And so harsh were his words that nobody dared to contradict him, and all were ill at ease. Now when people prepared to go to table, dishes of warm flesh-meat were carried in; but all were silent, and grieved at the king's illness. Before the blessing was pronounced over the meat, a man called Aslak Hane spoke.

He had been a long time with King Sigurd on his journey abroad, and was not a man of any great family; and was small of stature, but fiery.

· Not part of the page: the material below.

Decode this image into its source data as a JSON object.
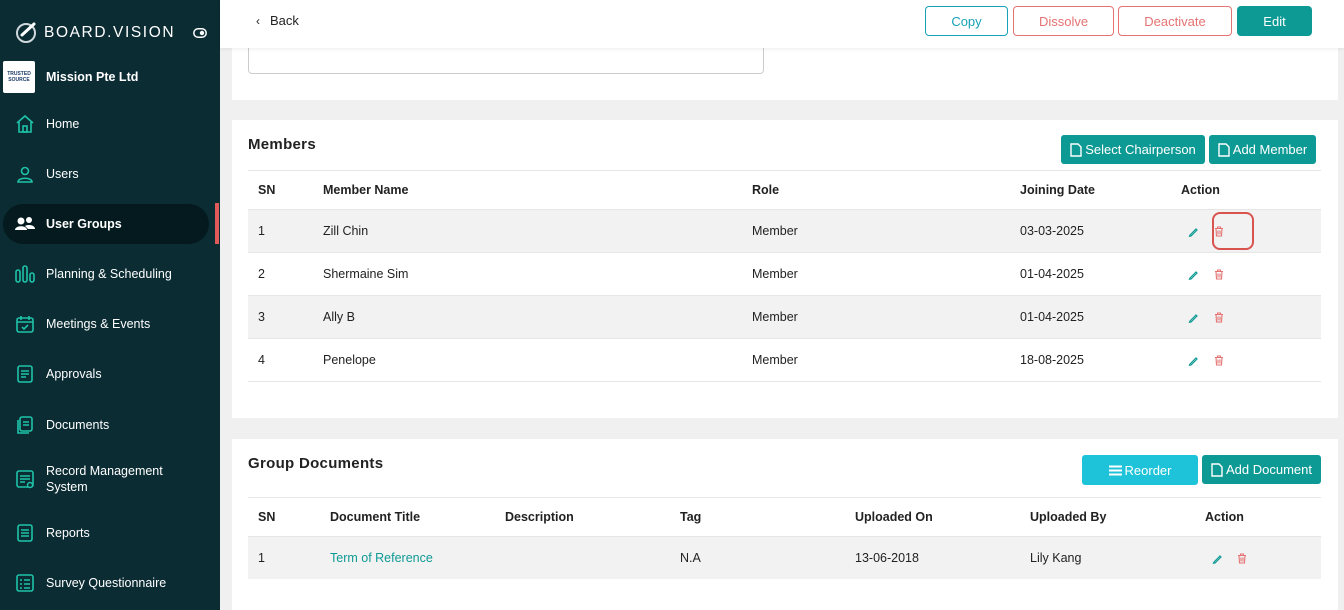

When he perceived how it was, and that none dared to accost the king, he asked,

"What is it, sire, that is smoking on the dish before you?"

The king replies,

"What do you mean, Aslak? what do you think it is?"


"I think it is flesh-meat; and I would it were not so."

The king:

"But if it be so, Aslak?"

He replied,

"It would be vexatious to know that a gallant king, who has gained so much honour in the world, should so forget himself.

When you rose up out of Jordan, after bathing in the same waters as God himself, with palm-leaves in your hands, and the cross upon your breast, it was something else you promised, sire, than to eat flesh-meat on a Friday. If a meaner man were to do so, he would merit a heavy punishment.

This royal hall is not so beset as it should be, when it falls upon me, a mean man, to challenge such an act."

The king sat silent, and did not partake of the meat; and when the time for eating was drawing to an end, the king ordered the flesh dishes to be removed and other food was brought in, such as it is permitted to use. When the meal-time was almost past, the king began to be cheerful, and to drink.

People advised Aslak to fly, but he said he would not do so.

"I do not see how it could help me; and to tell the truth, it is as good to die now that I have got my will, and have prevented the king from committing a sin. It is for him to kill me if he likes."

Towards evening the king called him, and said,

"Who set thee on, Aslak Hane, to speak such free words to me in the hearing of so many people?"

"No one, sire, but myself."

The king:

"Thou wouldst like, no doubt, to know what thou art to have for such boldness; what thinkest thou it deserves."

He replies,

"If it be well rewarded, sire, I shall be glad; but should it be otherwise, then it is your concern."

Then the king said,

"Smaller is thy reward than thou hast deserved. I give thee three farms. It has turned out, what could not have been expected, that thou hast prevented me from a great crime, — thou, and not the lendermen, who are indebted to me for so much good."

And so it ended.

Like what you read? Consider supporting this website: